Find all lines in the records that include the word "label", and copy them out.
= = = =
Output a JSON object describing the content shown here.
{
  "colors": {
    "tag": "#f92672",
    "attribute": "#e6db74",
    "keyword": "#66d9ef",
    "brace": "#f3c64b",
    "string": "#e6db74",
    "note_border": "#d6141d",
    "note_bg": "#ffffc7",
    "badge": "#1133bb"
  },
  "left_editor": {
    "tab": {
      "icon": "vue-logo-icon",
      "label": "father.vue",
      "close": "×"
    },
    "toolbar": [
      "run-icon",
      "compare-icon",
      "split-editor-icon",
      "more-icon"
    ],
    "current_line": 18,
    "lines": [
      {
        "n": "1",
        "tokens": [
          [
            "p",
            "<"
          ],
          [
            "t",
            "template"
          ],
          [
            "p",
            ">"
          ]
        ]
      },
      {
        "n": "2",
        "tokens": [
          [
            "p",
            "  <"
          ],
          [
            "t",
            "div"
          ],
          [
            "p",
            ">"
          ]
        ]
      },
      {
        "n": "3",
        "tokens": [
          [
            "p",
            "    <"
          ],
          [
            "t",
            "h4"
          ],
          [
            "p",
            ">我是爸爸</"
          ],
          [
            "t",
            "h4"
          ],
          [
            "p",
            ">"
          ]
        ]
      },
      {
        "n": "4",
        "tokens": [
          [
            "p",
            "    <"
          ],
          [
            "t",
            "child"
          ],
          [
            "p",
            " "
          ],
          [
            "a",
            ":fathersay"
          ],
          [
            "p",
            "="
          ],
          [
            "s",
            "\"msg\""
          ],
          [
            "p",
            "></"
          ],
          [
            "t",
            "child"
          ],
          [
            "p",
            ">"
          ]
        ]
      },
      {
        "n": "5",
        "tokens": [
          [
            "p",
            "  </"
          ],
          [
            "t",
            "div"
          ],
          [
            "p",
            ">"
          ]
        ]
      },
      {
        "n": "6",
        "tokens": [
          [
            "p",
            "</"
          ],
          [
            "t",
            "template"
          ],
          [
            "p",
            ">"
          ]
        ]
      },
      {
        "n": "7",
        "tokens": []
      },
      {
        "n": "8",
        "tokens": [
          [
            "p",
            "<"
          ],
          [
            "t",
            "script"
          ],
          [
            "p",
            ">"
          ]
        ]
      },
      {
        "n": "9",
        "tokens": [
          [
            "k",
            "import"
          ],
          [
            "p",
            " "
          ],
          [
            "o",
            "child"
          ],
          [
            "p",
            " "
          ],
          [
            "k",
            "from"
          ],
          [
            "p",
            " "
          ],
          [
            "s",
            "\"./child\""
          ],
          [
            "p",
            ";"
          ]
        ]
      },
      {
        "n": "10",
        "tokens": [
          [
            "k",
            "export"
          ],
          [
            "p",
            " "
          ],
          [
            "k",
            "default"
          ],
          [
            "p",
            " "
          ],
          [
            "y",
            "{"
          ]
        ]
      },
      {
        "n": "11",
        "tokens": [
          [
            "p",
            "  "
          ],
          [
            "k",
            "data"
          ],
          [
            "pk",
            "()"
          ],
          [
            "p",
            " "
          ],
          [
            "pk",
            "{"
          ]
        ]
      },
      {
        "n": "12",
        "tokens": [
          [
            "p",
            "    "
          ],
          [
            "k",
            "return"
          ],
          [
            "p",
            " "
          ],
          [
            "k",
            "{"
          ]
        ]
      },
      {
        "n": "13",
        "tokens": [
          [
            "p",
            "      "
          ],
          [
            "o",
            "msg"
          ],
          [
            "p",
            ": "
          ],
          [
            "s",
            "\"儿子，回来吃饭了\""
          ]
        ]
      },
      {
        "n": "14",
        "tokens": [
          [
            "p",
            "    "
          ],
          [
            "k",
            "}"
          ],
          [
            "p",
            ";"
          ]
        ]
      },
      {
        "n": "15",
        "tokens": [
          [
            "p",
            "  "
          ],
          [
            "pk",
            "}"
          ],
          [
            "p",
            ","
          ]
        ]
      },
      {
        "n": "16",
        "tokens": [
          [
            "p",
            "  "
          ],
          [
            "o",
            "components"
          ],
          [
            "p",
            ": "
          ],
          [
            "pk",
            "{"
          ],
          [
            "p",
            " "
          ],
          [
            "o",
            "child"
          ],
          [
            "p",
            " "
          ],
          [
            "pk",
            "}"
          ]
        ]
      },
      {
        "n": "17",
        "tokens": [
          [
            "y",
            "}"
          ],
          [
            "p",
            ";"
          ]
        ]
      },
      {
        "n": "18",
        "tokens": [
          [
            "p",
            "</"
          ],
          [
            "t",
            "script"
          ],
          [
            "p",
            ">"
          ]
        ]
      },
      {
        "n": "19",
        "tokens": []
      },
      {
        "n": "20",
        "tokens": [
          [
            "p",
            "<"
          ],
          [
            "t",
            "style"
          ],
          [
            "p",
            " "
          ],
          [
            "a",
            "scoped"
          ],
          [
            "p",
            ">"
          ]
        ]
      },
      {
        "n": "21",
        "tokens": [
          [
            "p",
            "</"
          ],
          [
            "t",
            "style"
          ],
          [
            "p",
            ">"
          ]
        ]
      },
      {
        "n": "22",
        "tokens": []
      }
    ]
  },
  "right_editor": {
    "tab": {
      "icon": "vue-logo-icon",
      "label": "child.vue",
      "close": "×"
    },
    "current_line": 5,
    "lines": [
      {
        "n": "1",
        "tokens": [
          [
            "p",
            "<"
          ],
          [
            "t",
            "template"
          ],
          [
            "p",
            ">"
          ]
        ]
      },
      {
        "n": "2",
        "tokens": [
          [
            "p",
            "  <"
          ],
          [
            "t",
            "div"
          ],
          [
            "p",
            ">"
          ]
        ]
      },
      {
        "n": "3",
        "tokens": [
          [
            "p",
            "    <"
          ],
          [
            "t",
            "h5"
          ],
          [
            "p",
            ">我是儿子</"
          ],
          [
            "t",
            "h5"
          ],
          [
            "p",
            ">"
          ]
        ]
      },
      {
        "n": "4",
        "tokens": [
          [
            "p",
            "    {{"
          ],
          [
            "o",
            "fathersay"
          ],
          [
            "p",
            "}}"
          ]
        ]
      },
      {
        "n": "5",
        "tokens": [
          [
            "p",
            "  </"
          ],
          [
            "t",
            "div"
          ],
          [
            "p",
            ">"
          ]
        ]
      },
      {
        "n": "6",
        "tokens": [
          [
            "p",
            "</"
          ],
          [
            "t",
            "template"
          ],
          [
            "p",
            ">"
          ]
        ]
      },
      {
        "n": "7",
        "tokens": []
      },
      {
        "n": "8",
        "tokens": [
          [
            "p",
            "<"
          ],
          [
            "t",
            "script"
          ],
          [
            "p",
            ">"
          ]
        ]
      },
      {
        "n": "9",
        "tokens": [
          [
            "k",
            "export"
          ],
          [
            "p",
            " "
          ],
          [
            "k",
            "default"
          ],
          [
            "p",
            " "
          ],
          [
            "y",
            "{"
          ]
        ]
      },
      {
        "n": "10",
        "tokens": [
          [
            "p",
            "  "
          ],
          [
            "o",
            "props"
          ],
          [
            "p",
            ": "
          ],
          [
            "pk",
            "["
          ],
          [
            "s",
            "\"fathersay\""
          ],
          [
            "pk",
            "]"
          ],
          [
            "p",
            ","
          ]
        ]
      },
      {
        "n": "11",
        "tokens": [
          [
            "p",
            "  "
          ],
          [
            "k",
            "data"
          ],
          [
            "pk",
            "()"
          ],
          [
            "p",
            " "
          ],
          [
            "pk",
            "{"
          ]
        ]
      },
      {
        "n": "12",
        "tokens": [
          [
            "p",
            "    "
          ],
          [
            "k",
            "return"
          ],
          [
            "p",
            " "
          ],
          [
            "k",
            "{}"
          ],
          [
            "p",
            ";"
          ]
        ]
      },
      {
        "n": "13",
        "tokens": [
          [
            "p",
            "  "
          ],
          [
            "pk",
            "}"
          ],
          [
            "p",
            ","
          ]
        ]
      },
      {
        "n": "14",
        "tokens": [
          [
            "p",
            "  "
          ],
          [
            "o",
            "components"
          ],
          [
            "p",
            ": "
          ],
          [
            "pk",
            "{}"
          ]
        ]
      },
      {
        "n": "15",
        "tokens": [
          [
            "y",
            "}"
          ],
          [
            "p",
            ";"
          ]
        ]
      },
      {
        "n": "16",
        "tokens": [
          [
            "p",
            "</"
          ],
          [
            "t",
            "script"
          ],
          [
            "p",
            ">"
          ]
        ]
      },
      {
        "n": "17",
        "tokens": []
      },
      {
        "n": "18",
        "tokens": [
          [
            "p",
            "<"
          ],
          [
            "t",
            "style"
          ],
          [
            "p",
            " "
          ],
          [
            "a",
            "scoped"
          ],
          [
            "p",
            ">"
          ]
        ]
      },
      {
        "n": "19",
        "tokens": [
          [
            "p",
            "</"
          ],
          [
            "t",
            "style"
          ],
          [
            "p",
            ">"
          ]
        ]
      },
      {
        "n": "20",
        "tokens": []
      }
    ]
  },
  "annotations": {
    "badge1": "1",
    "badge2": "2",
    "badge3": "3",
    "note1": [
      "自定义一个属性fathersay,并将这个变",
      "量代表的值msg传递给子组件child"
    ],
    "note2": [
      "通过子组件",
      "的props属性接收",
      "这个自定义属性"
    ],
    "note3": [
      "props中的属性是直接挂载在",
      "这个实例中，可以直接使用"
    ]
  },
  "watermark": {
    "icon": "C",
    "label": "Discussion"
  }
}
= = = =
▶ _Response box_:
      "label": "father.vue",
      "label": "child.vue",
    "label": "Discussion"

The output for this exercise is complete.